The company also needs a strong showing from Syndros, its other FDA-approved drug that was launched in August. This oral dronabinol solution (a synthetic form of tetrahydrocannabinol (THC), the psychoactive component of cannabis) is where Insys derives its marijuana-stock ties. Unfortunately, it generated just $0.7 million in sales following its launch in the third quarter.
What could go right?
However, there's also a lot that could go right for Insys, possibly making it one of the best-performing marijuana stocks in 2018.
Again, a lot depends on Subsys. If the company can create a clear break from its previous management team and somehow regain the trust of Wall Street, patients, and physicians, it has a shot to stabilize Subsys' annual sales. Considering that Subsys was generating about $330 million annually at its peak, and allegations suggest that up to 80% of Subsys' sales were for off-label indications, flattening out around $70 million in annual sales is possible, albeit not ideal. If Subsys' sales decline ebbs a bit in 2018, shareholders could view it as a positive.
The uptake of Syndros might even play a bigger role. While it's important for a drug developer to diversify its product portfolio, scandal or not, Syndros offers the potential to replace most of the sales that were lost as a result of this scandal. There simply isn't a THC-based medicine on the market to treat chemotherapy-induced nausea and vomiting, and anorexia associated with AIDS, which could give Insys' drug an edge, along with pricing power. Though estimates vary, Syndros could peak around $200 million in annual sales. A strong year of sales and prescription growth in 2018 would go a long way toward calming investors' nerves.
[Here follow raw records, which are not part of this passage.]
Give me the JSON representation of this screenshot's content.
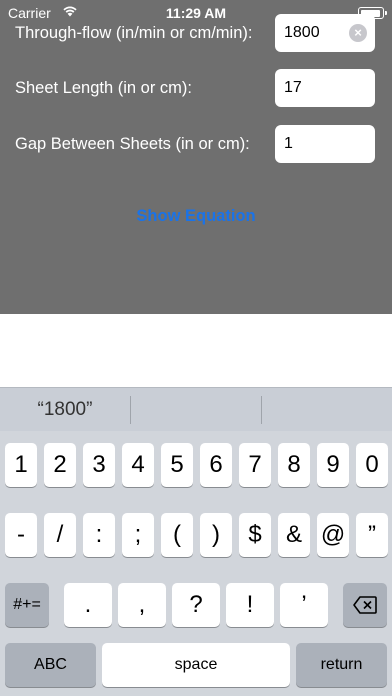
{
  "status_bar": {
    "carrier": "Carrier",
    "time": "11:29 AM"
  },
  "form": {
    "through_flow": {
      "label": "Through-flow (in/min or cm/min):",
      "value": "1800"
    },
    "sheet_length": {
      "label": "Sheet Length (in or cm):",
      "value": "17"
    },
    "gap": {
      "label": "Gap Between Sheets (in or cm):",
      "value": "1"
    },
    "show_equation": "Show Equation"
  },
  "keyboard": {
    "suggestion": "“1800”",
    "row1": [
      "1",
      "2",
      "3",
      "4",
      "5",
      "6",
      "7",
      "8",
      "9",
      "0"
    ],
    "row2": [
      "-",
      "/",
      ":",
      ";",
      "(",
      ")",
      "$",
      "&",
      "@",
      "”"
    ],
    "row3": [
      ".",
      ",",
      "?",
      "!",
      "’"
    ],
    "mode_key": "#+=",
    "abc": "ABC",
    "space": "space",
    "return": "return"
  }
}
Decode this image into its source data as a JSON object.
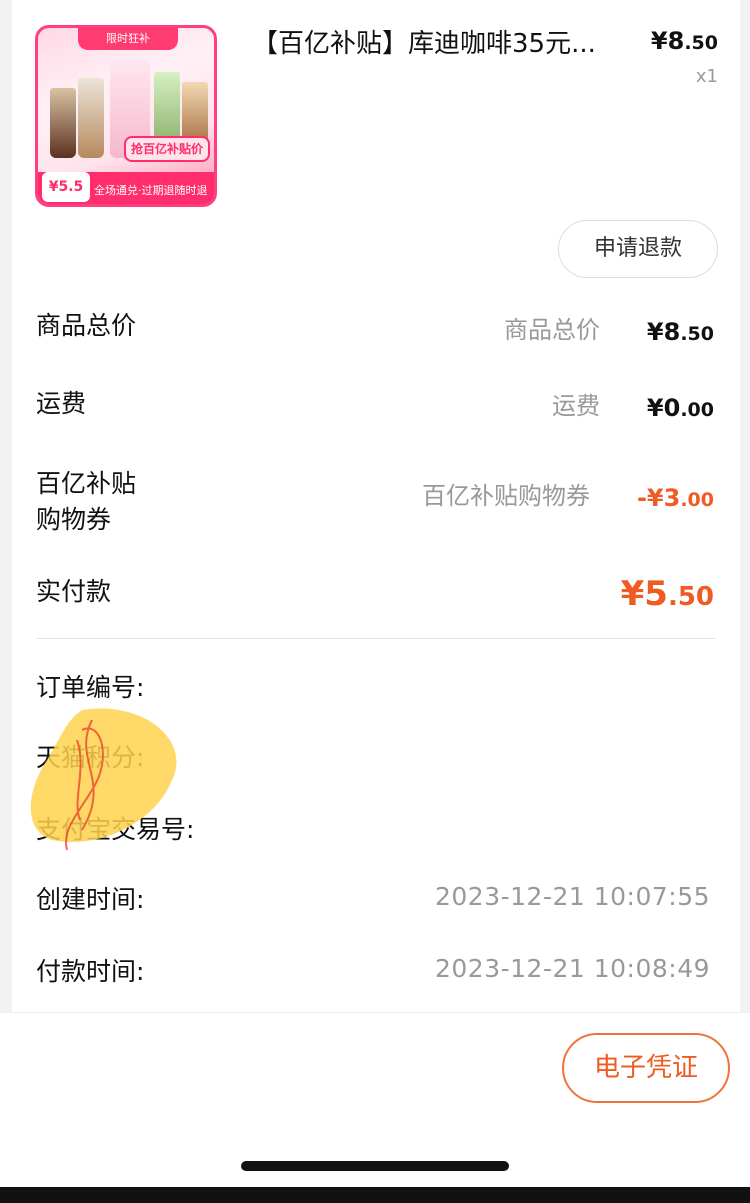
{
  "product": {
    "title": "【百亿补贴】库迪咖啡35元...",
    "price_symbol": "¥",
    "price_int": "8",
    "price_dec": ".50",
    "quantity": "x1",
    "thumb_tag": "限时狂补",
    "thumb_badge": "抢百亿补贴价",
    "thumb_price": "¥5.5",
    "thumb_strip": "全场通兑·过期退随时退"
  },
  "actions": {
    "refund": "申请退款",
    "voucher": "电子凭证"
  },
  "summary": [
    {
      "label": "商品总价",
      "mid": "商品总价",
      "prefix": "¥",
      "int": "8",
      "dec": ".50"
    },
    {
      "label": "运费",
      "mid": "运费",
      "prefix": "¥",
      "int": "0",
      "dec": ".00"
    },
    {
      "label": "百亿补贴\n购物券",
      "mid": "百亿补贴购物券",
      "prefix": "-¥",
      "int": "3",
      "dec": ".00"
    },
    {
      "label": "实付款",
      "prefix": "¥",
      "int": "5",
      "dec": ".50"
    }
  ],
  "order_info": [
    {
      "label": "订单编号:",
      "value": ""
    },
    {
      "label": "天猫积分:",
      "value": ""
    },
    {
      "label": "支付宝交易号:",
      "value": ""
    },
    {
      "label": "创建时间:",
      "value": "2023-12-21 10:07:55"
    },
    {
      "label": "付款时间:",
      "value": "2023-12-21 10:08:49"
    }
  ],
  "colors": {
    "accent": "#f05a23",
    "muted": "#999999",
    "brand_pink": "#ff2d6c"
  }
}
Speaking of product portfolio expansion, Insys also filed for a new drug application (NDA) in late September for its buprenorphine sublingual spray. If approved, this treatment for moderate to severe acute pain would enter a crowded pain-management market, but it would nonetheless give Insys an opportunity to add a healthy dose of revenue each year. In fact, despite its scandal, Insys remains on track to file for an NDA once a year through 2020.
If all goes right for Insys, and it can manage to ebb its Subsys sales bleed, dissociate itself from its previous management team, and quickly grow Syndros, it could turn out to be an incredible bargain at its current price.
What's next for Insys is, at this point, anyone's guess.